While filleting bluegill is a little more time-consuming, and requires a little more finesse, it’s my preferred way to prepare them. With a little practice, you’ll be able to filet bream almost as quickly as you can scale and dress them, and you won’t have to worry about getting a fish bone caught in your throat.
Fileting bluegill isn’t difficult, but you’ll need a couple of tools to make the job go smoothly: a sharp fillet knife and a good cutting board.
It’s much easier to show someone how to fillet a fish than it is to describe in an article, so we’ve included an excellent video below from the Kentucky Department of Fish and Wildlife Resources.
But to summarize, after gutting the fish, you make a cut behind the pectoral fin until you hit the spine at the top, and the opening where you gutted the fish at the bottom. Then turn your blade toward the back of the fish, and run it down the spine at the top, and through the middle of the belly on the bottom. When you get to the tail, stop just short of removing the whole side of the fish.
Flip the half over the tail, then proceed to run your knife blade right along the skin of the fish, removing all the meat.
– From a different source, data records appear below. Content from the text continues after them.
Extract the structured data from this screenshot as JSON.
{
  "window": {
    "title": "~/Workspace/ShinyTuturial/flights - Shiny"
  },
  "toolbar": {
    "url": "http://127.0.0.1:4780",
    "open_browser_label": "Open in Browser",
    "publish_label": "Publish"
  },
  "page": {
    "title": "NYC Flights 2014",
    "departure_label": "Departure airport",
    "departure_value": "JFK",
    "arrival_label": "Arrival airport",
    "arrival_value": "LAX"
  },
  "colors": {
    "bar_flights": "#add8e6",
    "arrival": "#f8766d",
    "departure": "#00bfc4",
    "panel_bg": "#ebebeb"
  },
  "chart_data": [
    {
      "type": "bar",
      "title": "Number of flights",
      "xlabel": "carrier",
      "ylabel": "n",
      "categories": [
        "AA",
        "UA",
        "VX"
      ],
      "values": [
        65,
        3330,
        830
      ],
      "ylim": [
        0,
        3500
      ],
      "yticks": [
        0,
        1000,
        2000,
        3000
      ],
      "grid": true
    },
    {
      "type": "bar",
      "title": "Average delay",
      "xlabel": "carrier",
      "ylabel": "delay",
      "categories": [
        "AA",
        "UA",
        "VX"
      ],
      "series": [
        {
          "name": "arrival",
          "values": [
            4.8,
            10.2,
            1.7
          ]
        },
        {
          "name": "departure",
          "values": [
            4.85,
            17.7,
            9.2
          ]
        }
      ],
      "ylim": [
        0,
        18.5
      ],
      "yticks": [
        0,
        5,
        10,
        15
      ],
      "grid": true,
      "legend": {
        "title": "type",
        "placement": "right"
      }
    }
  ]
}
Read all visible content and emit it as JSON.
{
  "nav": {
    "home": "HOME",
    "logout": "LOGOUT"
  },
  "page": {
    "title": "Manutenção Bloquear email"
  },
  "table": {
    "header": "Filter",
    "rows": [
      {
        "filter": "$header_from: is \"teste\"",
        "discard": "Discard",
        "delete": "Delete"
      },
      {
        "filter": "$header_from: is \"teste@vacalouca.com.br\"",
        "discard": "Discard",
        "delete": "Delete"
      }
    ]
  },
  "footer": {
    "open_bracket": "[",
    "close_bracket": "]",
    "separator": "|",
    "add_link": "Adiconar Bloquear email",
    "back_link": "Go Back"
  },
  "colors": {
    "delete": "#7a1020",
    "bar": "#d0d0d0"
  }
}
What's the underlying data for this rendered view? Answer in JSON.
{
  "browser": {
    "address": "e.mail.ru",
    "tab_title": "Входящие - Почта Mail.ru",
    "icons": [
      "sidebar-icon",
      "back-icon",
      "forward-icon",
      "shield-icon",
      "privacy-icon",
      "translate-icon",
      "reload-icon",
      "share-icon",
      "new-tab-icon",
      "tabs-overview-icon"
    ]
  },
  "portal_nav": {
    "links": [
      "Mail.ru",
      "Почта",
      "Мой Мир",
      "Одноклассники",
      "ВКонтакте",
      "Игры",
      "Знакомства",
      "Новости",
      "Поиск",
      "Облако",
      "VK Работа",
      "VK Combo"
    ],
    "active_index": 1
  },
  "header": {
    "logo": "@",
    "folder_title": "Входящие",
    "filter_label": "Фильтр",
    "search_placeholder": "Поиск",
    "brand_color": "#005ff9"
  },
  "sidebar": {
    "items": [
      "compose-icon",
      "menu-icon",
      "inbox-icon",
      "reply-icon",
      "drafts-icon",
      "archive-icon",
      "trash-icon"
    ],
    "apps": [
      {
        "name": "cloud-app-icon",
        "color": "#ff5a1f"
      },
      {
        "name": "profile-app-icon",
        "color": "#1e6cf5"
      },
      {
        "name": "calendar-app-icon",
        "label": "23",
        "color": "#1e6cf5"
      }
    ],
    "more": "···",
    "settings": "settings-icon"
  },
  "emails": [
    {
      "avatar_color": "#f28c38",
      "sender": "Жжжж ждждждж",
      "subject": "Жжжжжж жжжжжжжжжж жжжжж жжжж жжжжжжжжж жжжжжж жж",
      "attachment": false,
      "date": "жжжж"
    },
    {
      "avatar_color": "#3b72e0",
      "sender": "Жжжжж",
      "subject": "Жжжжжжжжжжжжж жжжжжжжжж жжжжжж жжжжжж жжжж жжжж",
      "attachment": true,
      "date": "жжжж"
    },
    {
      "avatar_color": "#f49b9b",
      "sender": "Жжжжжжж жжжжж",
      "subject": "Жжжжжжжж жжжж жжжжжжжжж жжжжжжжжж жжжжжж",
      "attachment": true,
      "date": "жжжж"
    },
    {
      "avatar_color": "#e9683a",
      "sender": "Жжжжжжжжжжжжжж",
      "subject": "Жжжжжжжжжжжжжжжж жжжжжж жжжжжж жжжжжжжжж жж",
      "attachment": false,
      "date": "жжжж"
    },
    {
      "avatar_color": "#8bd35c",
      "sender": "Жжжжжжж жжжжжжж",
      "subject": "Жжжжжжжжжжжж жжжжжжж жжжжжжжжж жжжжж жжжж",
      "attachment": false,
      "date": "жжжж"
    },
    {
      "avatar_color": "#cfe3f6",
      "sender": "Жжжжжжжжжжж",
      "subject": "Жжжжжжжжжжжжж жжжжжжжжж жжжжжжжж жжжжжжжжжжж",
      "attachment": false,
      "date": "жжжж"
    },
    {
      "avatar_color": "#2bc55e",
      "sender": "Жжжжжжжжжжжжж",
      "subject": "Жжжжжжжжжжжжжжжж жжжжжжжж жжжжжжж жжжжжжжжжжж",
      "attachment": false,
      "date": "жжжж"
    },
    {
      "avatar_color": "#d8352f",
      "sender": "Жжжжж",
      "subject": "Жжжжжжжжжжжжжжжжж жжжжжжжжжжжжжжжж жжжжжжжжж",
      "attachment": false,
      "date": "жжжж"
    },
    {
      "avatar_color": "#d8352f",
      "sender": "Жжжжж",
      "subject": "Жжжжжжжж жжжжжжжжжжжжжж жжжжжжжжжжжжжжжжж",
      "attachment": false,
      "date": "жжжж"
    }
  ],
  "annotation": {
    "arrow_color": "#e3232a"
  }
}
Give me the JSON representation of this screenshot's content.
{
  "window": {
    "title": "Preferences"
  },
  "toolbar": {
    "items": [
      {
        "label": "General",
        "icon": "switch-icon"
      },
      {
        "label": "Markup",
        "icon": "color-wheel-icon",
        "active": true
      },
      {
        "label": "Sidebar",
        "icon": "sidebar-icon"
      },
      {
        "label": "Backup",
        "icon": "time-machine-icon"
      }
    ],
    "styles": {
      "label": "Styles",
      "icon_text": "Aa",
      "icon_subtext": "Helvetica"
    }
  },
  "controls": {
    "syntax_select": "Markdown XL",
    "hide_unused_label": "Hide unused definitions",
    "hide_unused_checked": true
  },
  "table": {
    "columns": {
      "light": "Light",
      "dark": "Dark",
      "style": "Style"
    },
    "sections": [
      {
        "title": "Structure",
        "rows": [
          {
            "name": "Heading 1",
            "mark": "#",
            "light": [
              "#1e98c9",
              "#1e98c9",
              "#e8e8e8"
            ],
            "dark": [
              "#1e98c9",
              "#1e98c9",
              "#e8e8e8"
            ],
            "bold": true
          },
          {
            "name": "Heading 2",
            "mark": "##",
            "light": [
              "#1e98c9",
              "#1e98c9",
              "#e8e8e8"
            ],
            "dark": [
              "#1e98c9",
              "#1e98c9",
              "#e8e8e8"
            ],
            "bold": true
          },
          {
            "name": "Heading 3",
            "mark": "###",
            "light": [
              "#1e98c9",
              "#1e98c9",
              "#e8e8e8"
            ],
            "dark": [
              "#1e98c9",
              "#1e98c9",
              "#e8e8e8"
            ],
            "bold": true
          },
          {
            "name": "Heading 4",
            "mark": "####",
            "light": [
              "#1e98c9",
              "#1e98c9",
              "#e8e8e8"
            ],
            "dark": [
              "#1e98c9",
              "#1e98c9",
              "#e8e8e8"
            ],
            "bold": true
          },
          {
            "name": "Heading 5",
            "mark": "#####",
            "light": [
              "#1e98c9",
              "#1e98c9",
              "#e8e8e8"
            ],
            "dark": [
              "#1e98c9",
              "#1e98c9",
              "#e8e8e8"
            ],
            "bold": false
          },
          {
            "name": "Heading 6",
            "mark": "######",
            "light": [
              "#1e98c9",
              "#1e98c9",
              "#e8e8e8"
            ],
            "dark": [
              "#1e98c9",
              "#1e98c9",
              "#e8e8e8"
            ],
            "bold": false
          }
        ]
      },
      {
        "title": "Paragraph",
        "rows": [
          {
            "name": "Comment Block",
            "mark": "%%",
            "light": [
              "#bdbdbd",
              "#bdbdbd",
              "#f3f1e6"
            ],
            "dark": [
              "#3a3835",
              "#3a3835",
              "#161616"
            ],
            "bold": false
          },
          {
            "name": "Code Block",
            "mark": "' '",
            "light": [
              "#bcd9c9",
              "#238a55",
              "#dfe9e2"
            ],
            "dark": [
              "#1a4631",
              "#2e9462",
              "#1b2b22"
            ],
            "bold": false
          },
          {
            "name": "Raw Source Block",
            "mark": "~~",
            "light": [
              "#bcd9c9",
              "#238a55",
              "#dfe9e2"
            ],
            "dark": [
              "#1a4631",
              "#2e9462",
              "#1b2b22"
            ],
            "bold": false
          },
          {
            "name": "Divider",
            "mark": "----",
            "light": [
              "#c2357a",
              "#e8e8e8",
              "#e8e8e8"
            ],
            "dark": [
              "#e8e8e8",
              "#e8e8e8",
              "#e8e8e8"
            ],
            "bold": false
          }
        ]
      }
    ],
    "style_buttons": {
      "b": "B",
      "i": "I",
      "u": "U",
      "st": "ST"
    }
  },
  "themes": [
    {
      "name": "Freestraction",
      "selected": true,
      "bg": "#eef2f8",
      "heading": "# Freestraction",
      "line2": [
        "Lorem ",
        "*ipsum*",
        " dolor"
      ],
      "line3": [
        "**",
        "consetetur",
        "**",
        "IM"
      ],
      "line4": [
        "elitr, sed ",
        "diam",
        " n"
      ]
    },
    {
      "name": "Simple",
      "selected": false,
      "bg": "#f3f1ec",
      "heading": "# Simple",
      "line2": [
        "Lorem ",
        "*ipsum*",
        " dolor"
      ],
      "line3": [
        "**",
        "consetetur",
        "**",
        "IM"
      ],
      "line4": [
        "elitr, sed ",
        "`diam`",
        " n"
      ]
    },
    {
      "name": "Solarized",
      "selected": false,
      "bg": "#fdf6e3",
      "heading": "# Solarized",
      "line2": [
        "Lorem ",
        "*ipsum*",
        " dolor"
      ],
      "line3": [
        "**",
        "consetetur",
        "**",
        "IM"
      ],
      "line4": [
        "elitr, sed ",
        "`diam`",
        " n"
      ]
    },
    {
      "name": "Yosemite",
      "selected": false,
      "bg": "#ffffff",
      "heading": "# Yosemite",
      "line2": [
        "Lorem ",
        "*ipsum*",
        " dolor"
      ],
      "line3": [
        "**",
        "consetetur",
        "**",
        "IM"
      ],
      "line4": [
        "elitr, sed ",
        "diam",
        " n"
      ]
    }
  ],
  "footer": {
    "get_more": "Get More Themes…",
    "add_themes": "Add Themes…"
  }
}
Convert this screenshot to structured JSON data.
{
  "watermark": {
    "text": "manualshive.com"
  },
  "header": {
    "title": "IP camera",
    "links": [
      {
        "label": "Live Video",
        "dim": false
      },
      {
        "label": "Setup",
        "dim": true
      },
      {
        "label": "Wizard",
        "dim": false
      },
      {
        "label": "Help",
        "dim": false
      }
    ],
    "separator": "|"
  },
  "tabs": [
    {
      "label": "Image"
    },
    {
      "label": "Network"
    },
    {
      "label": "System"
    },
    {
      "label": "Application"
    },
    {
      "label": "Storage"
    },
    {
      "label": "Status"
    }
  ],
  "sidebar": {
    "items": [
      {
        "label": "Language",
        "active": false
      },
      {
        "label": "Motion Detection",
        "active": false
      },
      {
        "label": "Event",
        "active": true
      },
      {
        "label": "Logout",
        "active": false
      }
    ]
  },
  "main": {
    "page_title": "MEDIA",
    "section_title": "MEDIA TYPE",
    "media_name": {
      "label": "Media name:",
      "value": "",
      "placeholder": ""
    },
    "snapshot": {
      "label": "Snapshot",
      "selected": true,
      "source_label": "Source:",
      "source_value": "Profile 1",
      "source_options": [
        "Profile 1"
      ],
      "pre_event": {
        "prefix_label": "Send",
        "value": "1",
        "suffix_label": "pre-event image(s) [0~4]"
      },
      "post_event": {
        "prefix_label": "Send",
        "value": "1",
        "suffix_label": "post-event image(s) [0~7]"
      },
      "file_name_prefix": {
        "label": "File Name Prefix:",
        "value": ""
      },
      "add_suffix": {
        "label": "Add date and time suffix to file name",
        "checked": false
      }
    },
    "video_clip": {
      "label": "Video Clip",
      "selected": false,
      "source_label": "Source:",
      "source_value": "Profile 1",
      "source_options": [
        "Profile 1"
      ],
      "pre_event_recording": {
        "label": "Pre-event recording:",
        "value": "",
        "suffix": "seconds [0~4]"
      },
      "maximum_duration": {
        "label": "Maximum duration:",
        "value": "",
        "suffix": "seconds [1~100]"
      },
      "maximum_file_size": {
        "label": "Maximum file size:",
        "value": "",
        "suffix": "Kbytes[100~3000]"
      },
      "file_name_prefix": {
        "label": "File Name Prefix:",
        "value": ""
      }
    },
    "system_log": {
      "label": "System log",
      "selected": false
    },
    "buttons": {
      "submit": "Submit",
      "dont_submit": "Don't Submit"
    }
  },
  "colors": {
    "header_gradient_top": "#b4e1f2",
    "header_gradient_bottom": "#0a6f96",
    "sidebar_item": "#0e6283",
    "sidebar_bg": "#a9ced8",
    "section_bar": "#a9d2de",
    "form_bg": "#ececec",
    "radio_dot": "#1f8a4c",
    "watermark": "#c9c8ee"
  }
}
Once you’ve removed the skin, you still have one step left. The rib bones are still in the fillet at this point, so you want to carefully cut them out, minimizing the amount of meat that comes out with them.
Once the ribs are out, you should have a nice boneless bluegill fillet ready for some breading and the frying pan!
Bluegill are plentiful, fun to catch, and delicious to eat. So don’t let the thought of a little fish cleaning keep you from taking advantage of the opportunity to host a fish fry for family or friends. There are a few great ways to quickly and efficiently process the fish, and whichever method you choose, the result will be mouth-watering fried bluegill.